- the embryonic stage of life is when ovarian tissues are most sensitive to the toxicity of xeno-hormones
- xeno-hormones are fat soluble (meaning the body absorbs and holds on to them) and non-biodegradable
- Stress increases levels of cortisol, which blocks progesterone from its receptors in the body. Too much stress and progesterone won’t get where it needs to go.
- Using huge amounts of supplements over the long-term may result in another imbalance in the body.
- Our bodies release mood and energy enhancing chemicals (like adrenaline) to fight allergic responses to food – we are hooked on what we’re allergic to!
- Exercising to hard lowers antioxidant levels in the body. Moderate exercise raises levels.
This book also went into the explanation of natural progesterone creams, which aren’t truly natural; a better name is bio-identical. You see, the progesterone in our bodies is produced nowhere else in nature. Dioscorea mexicana is a plant that is part of the yam family native to Mexico. It has a steroid called diosgenin that is taken from the plant and is converted into progesterone by changing the cellular structure.
Naturally Boosting Progesterone
1. Progesterone, like all other steroid hormones, is synthesized from pregnenolone, which in turn is derived from cholesterol (source) so making sure you have adequate consumption of dietary cholesterol is very important.
2. The herb vitex* is also helpful as it works to lower estrogen and raise progesterone simultaneously.
3. Turmeric, found in curry, is known to help increase the body’s progesterone levels. Other herbs such as thyme and oregano are thought to have the same properties. (source)
4. Increasing the intake of foods rich in vitamin B*
5. A diet low in conventional meats and animal products, as many times the hormones given to them act as estrogens in the body. Choose organic and preferably grass-fed products.
6. Don’t use plastics, canned foods, or conventional cleaners and beauty products. Most of them contain estrogen like compounds that cause a body to be estrogen dominant.
7. Ensure enough magnesium intake. (I’ve been using a magnesium oil*)
8. Eat plenty of protein each day with each meal – hormones need protein for production.
9. Consume plenty of vegetables, fruits, and especially dark leafy greens. These micro-nutrients are important for progesterone production.
10. Use a bio-identical progesterone cream*. The one I have used is from Beeyoutiful*. While all natural progesterone within the cream is the same, the other ingredients in it make a big difference. Some creams and lotions actually contain xeno-estrogens – kind of contradicting what the cream is meant to do! Beeyoutiful’s cream contains just coconut oil, jojoba oil, avocado oil, extra virgin olive oil infused with organic wild yam root, organic comfrey root, and cayenne, 1000 mg USP progesterone, sweet orange essential oil, rosemary essential oil, candelilla wax, beeswax. From my limited experience with it, it goes on easily, absorbs quickly, and has no smell.
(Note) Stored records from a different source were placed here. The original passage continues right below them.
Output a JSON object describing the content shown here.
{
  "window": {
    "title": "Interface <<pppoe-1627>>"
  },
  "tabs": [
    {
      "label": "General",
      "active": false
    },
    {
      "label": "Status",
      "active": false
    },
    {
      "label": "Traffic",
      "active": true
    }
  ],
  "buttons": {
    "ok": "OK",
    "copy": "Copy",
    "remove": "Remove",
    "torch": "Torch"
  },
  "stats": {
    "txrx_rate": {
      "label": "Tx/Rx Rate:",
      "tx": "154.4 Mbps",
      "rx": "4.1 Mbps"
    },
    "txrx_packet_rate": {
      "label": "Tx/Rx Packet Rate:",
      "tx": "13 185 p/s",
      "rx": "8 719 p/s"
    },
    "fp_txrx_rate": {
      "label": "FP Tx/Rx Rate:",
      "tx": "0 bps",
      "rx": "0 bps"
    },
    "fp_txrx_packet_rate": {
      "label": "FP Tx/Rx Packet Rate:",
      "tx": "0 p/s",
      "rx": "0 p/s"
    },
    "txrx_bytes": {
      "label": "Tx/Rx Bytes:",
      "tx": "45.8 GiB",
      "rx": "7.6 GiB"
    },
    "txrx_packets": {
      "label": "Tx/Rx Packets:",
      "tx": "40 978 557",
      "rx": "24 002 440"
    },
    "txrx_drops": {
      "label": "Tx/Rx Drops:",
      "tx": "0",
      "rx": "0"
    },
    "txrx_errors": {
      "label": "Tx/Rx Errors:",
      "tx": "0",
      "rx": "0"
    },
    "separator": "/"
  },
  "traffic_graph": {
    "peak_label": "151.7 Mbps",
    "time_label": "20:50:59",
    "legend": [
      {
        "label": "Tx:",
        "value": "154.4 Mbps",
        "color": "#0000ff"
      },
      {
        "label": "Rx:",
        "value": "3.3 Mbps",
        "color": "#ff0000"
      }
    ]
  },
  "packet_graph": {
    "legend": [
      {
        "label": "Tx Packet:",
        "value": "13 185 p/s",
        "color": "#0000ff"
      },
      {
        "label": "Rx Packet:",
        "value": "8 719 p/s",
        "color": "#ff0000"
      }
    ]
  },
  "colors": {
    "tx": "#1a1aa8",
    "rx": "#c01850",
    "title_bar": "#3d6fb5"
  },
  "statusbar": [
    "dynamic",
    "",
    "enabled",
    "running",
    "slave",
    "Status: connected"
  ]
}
I don’t think progesterone cream* is a fix-all, but may help in the short-term as you also figure out how to increase your body’s own progesterone production.
11. Practice Lunaception to raise progesterone. In Katie Singer’s book “Garden of Fertility*” she mentions that progesterone can be strengthened by sleeping in total darkness all but 3 days out of the cycle.
12. Take care of your adrenal glands. When your adrenal glands are fatigued (due to frequent physical, emotional, or mental stress) the precursor to progesterone (DHEA) is used to make cortisol instead of progesterone. A 24-hour adrenal saliva test can show you what your cortisol levels are throughout the day and may be helpful is helping you heal the body.
If you’ve been found to have low progesterone, how did you go about fixing the problem?
More reading: Progesterone and the Luteal Phase